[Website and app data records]
* * * * *

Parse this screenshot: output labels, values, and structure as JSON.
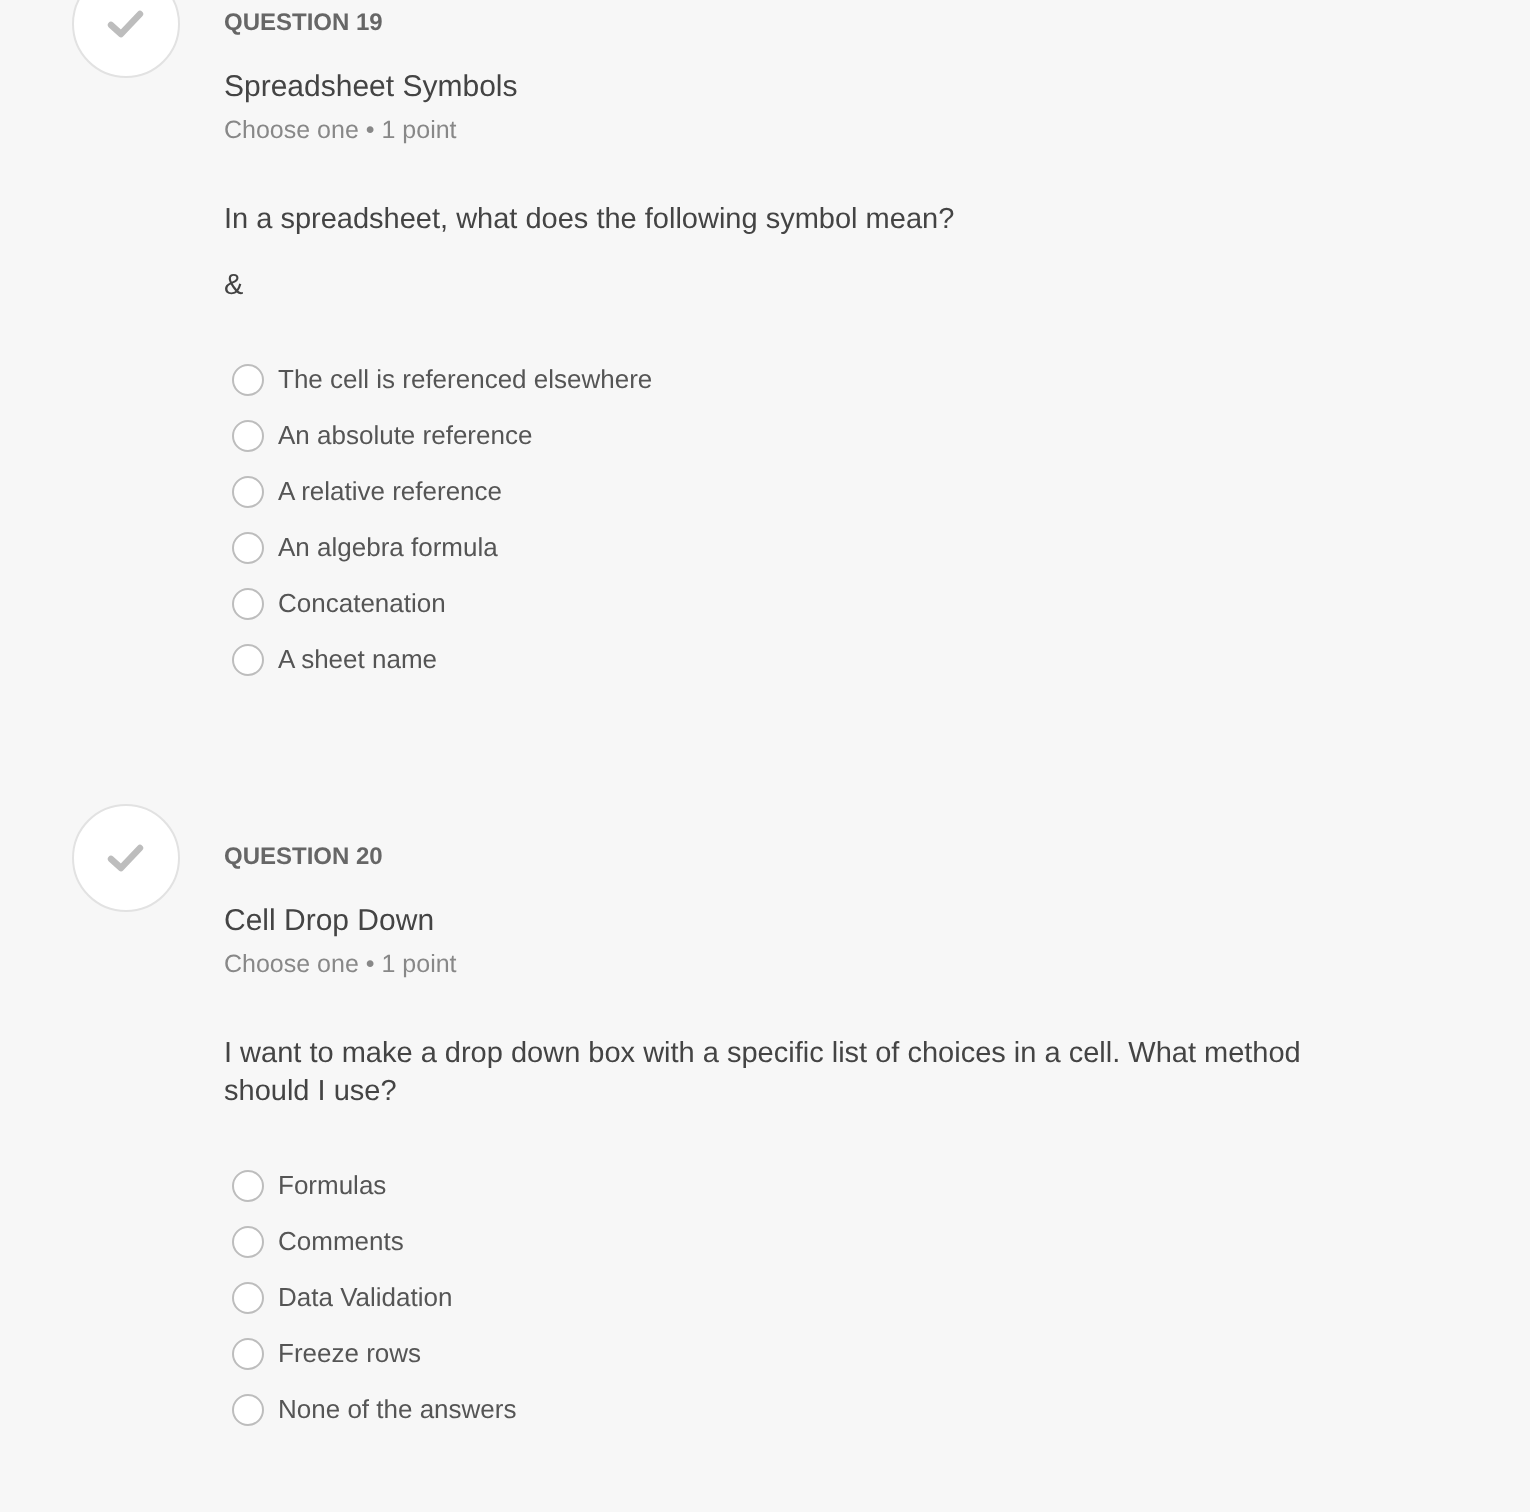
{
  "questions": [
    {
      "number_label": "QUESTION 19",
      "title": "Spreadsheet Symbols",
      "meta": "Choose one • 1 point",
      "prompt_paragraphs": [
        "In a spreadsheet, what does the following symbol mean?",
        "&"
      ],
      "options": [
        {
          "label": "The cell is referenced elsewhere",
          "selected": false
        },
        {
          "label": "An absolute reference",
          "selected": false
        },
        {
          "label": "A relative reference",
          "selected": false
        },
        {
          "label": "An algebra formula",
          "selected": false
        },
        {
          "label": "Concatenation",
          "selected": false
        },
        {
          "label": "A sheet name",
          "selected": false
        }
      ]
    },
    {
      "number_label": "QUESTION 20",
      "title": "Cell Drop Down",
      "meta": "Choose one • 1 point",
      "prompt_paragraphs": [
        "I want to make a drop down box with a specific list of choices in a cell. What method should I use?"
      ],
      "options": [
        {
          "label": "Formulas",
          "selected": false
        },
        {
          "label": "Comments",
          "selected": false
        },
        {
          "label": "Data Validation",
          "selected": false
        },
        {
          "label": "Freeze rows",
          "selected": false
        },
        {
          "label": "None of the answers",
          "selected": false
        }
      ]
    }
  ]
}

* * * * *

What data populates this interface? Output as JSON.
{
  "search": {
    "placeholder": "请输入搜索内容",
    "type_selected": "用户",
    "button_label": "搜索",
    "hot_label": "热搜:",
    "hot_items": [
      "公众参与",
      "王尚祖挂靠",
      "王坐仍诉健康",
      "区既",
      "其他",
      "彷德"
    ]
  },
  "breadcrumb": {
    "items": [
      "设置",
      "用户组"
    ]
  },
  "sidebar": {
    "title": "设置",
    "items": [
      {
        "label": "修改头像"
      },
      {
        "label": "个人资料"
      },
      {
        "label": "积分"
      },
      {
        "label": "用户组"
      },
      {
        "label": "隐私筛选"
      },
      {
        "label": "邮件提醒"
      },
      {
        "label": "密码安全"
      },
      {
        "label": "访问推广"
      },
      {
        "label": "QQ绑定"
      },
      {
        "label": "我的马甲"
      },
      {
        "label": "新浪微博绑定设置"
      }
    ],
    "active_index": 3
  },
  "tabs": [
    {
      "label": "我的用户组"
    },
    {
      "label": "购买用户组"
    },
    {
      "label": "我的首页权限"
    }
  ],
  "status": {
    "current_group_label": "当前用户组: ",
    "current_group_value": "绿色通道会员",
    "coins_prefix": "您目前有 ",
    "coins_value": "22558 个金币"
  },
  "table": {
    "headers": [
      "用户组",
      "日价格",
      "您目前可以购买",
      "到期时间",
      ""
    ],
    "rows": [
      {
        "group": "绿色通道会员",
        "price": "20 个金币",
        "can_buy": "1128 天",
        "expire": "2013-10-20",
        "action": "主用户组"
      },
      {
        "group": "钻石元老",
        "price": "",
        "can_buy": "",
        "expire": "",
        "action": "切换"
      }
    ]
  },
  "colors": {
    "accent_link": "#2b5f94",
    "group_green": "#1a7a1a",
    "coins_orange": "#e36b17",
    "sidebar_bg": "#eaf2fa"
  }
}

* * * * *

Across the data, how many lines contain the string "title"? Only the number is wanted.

WRITTEN ANSWER :: 3